In the listing below, find each line containing "insert" and report it.
Exercise inputs Block Start
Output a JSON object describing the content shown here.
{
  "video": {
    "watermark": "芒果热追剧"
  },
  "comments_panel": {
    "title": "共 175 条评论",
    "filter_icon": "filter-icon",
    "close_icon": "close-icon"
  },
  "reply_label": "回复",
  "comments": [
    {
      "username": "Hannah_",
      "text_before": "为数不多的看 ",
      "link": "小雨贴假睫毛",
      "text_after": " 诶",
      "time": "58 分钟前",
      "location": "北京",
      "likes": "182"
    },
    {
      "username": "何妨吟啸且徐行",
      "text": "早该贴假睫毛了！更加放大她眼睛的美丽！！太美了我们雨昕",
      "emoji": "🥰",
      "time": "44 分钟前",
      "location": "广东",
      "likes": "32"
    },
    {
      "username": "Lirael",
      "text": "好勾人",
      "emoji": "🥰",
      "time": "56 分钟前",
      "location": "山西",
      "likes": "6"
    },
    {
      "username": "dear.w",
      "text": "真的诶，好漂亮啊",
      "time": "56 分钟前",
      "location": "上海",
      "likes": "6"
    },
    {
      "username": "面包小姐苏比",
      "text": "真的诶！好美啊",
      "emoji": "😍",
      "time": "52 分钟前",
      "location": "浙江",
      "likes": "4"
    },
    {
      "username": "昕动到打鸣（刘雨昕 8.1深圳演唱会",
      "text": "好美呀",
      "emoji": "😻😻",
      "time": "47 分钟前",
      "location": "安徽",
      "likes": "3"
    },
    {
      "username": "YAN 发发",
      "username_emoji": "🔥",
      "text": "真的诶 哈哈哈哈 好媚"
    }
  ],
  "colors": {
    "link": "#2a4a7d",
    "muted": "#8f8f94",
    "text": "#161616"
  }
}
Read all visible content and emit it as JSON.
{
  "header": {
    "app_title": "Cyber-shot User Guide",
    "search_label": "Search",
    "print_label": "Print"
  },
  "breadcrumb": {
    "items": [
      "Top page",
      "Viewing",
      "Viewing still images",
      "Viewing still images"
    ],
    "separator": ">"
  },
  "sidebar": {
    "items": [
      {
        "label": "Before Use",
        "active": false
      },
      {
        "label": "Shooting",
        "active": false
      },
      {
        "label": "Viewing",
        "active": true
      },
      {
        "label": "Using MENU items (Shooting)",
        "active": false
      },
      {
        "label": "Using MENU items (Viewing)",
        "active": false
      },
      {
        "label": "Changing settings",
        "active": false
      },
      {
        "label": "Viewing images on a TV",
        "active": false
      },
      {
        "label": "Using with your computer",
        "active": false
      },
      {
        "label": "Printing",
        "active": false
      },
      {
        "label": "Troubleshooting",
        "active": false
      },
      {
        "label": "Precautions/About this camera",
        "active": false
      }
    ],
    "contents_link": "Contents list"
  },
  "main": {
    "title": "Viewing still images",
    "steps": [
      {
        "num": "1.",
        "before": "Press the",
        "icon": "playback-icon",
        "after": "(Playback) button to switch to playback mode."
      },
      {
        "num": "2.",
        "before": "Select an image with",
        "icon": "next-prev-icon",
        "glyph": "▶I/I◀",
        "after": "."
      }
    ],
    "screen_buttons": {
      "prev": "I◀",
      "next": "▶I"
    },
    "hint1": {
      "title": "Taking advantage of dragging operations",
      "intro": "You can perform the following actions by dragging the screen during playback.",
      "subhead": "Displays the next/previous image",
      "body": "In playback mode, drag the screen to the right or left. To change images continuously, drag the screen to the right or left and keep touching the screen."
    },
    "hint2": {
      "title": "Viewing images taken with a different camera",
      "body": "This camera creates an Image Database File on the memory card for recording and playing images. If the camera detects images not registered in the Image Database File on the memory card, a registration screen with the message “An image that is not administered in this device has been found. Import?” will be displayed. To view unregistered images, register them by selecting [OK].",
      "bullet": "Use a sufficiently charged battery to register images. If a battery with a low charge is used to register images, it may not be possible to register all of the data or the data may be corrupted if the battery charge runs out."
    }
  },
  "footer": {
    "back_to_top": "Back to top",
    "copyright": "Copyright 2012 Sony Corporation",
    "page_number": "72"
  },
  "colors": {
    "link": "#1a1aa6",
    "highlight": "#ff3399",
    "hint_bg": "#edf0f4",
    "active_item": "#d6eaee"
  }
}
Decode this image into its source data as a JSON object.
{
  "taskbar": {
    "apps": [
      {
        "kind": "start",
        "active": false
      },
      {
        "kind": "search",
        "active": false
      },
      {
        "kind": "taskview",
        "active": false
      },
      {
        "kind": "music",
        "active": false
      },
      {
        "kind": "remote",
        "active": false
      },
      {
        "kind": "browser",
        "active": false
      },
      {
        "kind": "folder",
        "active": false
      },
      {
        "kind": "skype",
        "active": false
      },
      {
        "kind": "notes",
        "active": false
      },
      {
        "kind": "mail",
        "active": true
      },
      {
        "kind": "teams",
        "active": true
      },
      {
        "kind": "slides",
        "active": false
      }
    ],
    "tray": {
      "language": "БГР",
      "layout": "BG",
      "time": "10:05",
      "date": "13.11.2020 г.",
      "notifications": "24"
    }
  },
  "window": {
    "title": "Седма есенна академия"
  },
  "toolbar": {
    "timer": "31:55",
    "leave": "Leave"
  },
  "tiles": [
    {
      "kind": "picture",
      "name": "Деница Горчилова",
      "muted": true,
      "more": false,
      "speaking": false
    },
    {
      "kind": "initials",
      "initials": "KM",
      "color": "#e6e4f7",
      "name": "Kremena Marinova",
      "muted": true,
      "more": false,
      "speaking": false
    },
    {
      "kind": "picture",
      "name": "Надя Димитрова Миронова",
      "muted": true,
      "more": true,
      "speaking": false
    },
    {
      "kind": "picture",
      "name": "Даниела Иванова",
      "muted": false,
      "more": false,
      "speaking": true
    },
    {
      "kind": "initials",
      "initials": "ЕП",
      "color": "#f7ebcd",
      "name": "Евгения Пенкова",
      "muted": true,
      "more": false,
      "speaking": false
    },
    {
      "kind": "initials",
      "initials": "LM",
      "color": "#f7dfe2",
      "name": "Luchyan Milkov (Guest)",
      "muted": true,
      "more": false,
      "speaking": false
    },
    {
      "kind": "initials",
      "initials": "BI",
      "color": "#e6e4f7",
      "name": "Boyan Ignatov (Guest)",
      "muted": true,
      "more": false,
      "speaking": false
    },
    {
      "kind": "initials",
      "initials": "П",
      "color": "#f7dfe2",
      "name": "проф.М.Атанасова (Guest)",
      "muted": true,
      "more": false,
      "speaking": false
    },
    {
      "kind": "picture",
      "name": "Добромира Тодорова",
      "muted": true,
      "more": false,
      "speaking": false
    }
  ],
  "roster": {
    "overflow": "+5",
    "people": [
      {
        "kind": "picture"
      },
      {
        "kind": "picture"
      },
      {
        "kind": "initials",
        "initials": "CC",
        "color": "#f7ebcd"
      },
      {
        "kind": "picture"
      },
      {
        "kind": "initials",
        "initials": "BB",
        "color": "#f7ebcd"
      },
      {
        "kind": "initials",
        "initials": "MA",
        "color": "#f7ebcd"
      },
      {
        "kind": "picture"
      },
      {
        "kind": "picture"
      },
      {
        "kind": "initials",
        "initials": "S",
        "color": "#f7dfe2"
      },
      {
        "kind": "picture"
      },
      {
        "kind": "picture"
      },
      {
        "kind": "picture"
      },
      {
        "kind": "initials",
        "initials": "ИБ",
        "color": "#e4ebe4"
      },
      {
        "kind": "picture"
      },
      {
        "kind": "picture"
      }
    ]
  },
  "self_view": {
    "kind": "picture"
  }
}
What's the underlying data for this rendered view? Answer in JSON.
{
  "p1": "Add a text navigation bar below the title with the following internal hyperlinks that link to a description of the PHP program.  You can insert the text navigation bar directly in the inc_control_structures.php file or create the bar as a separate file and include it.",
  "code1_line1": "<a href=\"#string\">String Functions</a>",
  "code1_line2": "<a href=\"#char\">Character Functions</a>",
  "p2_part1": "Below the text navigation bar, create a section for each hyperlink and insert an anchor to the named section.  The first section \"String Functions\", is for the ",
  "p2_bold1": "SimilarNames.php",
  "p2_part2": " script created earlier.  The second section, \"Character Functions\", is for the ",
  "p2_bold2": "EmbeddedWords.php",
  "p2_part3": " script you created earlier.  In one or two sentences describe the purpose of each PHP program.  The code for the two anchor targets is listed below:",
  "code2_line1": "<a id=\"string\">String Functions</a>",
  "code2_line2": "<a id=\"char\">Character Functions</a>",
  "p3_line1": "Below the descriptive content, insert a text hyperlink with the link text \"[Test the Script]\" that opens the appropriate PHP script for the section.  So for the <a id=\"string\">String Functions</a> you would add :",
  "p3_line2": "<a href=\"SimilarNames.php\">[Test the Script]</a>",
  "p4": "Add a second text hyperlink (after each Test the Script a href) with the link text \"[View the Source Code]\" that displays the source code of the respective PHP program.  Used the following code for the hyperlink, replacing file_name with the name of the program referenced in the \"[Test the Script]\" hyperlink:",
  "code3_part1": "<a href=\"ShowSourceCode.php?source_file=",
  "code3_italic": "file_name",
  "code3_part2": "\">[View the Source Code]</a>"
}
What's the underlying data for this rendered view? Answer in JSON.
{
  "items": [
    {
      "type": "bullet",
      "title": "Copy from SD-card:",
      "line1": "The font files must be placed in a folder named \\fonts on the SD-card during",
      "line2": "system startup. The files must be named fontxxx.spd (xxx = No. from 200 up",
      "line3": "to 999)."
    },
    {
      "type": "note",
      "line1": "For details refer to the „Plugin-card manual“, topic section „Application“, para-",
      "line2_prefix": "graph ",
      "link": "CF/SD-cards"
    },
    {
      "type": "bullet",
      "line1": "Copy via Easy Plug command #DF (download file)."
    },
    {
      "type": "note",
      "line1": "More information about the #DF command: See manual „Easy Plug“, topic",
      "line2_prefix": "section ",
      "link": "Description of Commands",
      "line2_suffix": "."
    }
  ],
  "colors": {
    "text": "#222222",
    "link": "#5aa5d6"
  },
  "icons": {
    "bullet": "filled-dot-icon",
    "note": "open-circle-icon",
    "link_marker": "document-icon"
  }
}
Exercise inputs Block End
Output:
  "p1": "Add a text navigation bar below the title with the following internal hyperlinks that link to a description of the PHP program.  You can insert the text navigation bar directly in the inc_control_structures.php file or create the bar as a separate file and include it.",
  "p2_part1": "Below the text navigation bar, create a section for each hyperlink and insert an anchor to the named section.  The first section \"String Functions\", is for the ",
  "p3_line1": "Below the descriptive content, insert a text hyperlink with the link text \"[Test the Script]\" that opens the appropriate PHP script for the section.  So for the <a id=\"string\">String Functions</a> you would add :",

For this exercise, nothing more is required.